How can we sum up \sin and \cos series when the angles are in arithmetic progression? For example here is the sum of \cos series:

\sum_{k=0}^{n-1}\cos (a+k \cdot d) =\frac{\sin(n \times \frac{d}{2})}{\sin ( \frac{d}{2} )} \times \cos \biggl( \frac{ 2 a + (n-1)\cdot d}{2}\biggr)

There is a slight difference in case of \sin, which is:

\sum_{k=0}^{n-1}\sin (a+k \cdot d) =\frac{\sin(n \times \frac{d}{2})}{\sin ( \frac{d}{2} )} \times \sin\biggl( \frac{2 a + (n-1)\cdot d}{2}\biggr)How do we prove the above two identities?

**Answer**

Let S = \sin{(a)} + \sin{(a+d)} + \cdots + \sin{(a+nd)} Now multiply both sides by \sin\frac{d}{2}. Then you have S \times \sin\Bigl(\frac{d}{2}\Bigr) = \sin{(a)}\sin\Bigl(\frac{d}{2}\Bigr) + \sin{(a+d)}\cdot\sin\Bigl(\frac{d}{2}\Bigr) + \cdots + \sin{(a+nd)}\cdot\sin\Bigl(\frac{d}{2}\Bigr)

Now, note that \sin(a)\sin\Bigl(\frac{d}{2}\Bigr) = \frac{1}{2} \cdot \biggl[ \cos\Bigl(a-\frac{d}{2}\Bigr) – \cos\Bigl(a+\frac{d}{2}\Bigr)\biggr] and \sin(a+d) \cdot \sin\Bigl(\frac{d}{2}\Bigr) = \frac{1}{2} \cdot \biggl[ \cos\Bigl(a + d -\frac{d}{2}\Bigr) – \cos\Bigl(a+d+\frac{d}{2}\Bigr) \biggr]

Then by doing the same thing you will have some terms cancelled out.
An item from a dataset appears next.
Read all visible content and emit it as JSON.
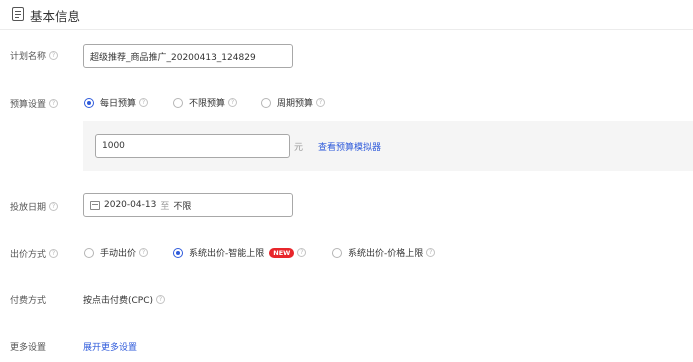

You can easily see which terms are going to get Cancelled. Proceed and you should be able to get the formula.

I tried this by seeing this post. This has been worked for the case when d=a. Just take a look here:

**Attribution***Source : Link , Question Author : Quixotic , Answer Author : Wolgwang*